Assignment ->
Only the text belongs in the copy: repeat each record exactly, without pictures.

Web page and app entries
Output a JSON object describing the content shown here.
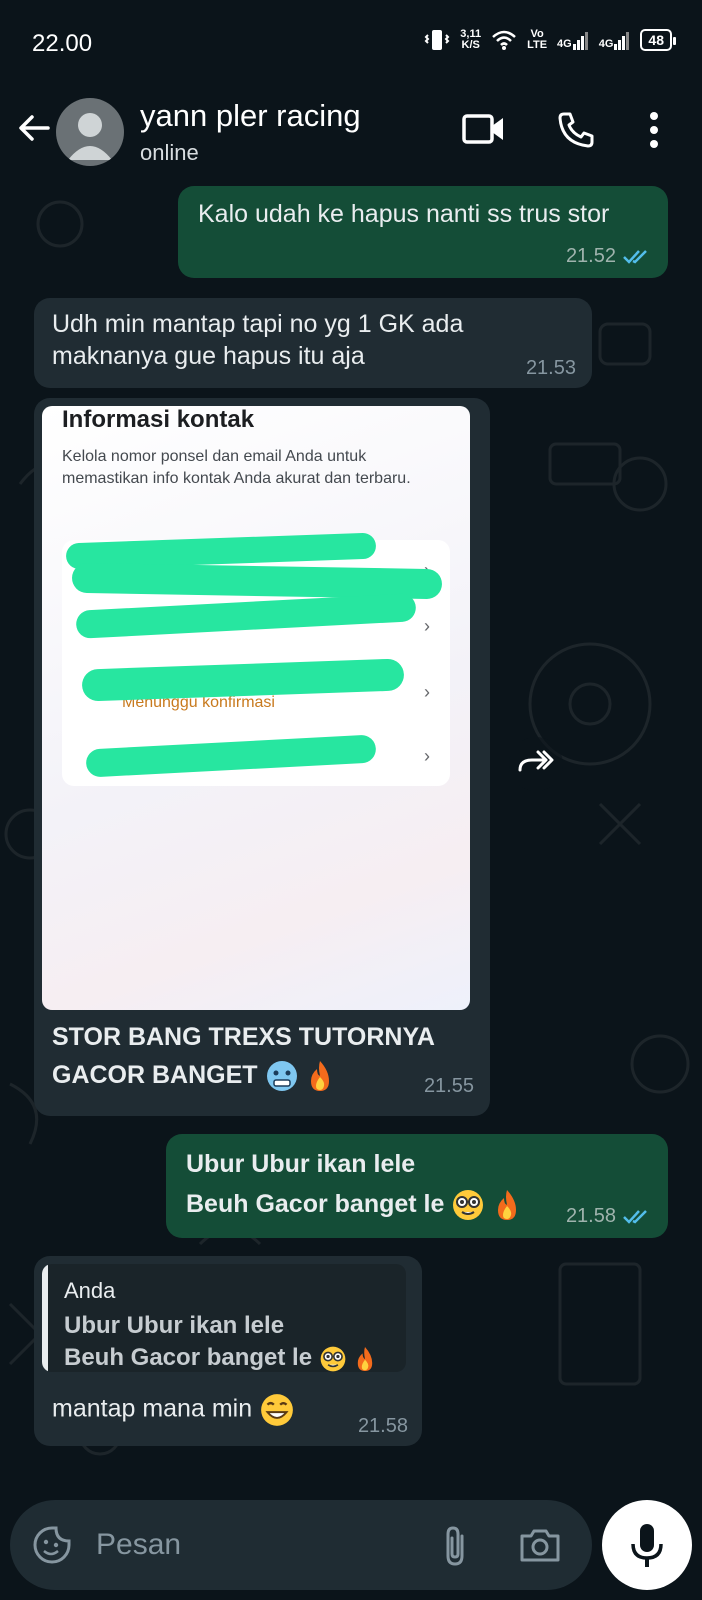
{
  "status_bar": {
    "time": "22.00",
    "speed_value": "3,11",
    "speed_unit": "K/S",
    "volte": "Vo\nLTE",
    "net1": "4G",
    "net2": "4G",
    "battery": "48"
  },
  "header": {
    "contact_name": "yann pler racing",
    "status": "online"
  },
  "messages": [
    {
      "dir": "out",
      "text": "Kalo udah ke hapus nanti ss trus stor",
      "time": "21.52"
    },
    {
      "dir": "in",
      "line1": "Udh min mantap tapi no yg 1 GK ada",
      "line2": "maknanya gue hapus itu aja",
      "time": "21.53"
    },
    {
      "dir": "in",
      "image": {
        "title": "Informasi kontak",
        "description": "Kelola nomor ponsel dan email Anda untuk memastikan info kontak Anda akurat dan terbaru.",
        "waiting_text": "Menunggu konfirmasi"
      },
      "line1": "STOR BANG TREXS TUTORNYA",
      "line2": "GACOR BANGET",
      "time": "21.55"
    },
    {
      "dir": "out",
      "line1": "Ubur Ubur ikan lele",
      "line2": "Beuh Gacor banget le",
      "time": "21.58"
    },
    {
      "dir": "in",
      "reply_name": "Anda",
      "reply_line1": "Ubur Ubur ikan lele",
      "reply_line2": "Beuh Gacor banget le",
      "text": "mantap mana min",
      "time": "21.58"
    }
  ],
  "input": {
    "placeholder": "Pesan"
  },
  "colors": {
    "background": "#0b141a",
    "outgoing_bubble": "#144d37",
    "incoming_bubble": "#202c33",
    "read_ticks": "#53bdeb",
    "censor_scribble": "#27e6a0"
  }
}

Response to the task ->
Output a JSON object describing the content shown here.
{
  "status_bar": {
    "time": "22.00",
    "speed_value": "3,11",
    "speed_unit": "K/S",
    "volte": "Vo\nLTE",
    "net1": "4G",
    "net2": "4G",
    "battery": "48"
  },
  "header": {
    "contact_name": "yann pler racing",
    "status": "online"
  },
  "messages": [
    {
      "dir": "out",
      "text": "Kalo udah ke hapus nanti ss trus stor",
      "time": "21.52"
    },
    {
      "dir": "in",
      "line1": "Udh min mantap tapi no yg 1 GK ada",
      "line2": "maknanya gue hapus itu aja",
      "time": "21.53"
    },
    {
      "dir": "in",
      "image": {
        "title": "Informasi kontak",
        "description": "Kelola nomor ponsel dan email Anda untuk memastikan info kontak Anda akurat dan terbaru.",
        "waiting_text": "Menunggu konfirmasi"
      },
      "line1": "STOR BANG TREXS TUTORNYA",
      "line2": "GACOR BANGET",
      "time": "21.55"
    },
    {
      "dir": "out",
      "line1": "Ubur Ubur ikan lele",
      "line2": "Beuh Gacor banget le",
      "time": "21.58"
    },
    {
      "dir": "in",
      "reply_name": "Anda",
      "reply_line1": "Ubur Ubur ikan lele",
      "reply_line2": "Beuh Gacor banget le",
      "text": "mantap mana min",
      "time": "21.58"
    }
  ],
  "input": {
    "placeholder": "Pesan"
  },
  "colors": {
    "background": "#0b141a",
    "outgoing_bubble": "#144d37",
    "incoming_bubble": "#202c33",
    "read_ticks": "#53bdeb",
    "censor_scribble": "#27e6a0"
  }
}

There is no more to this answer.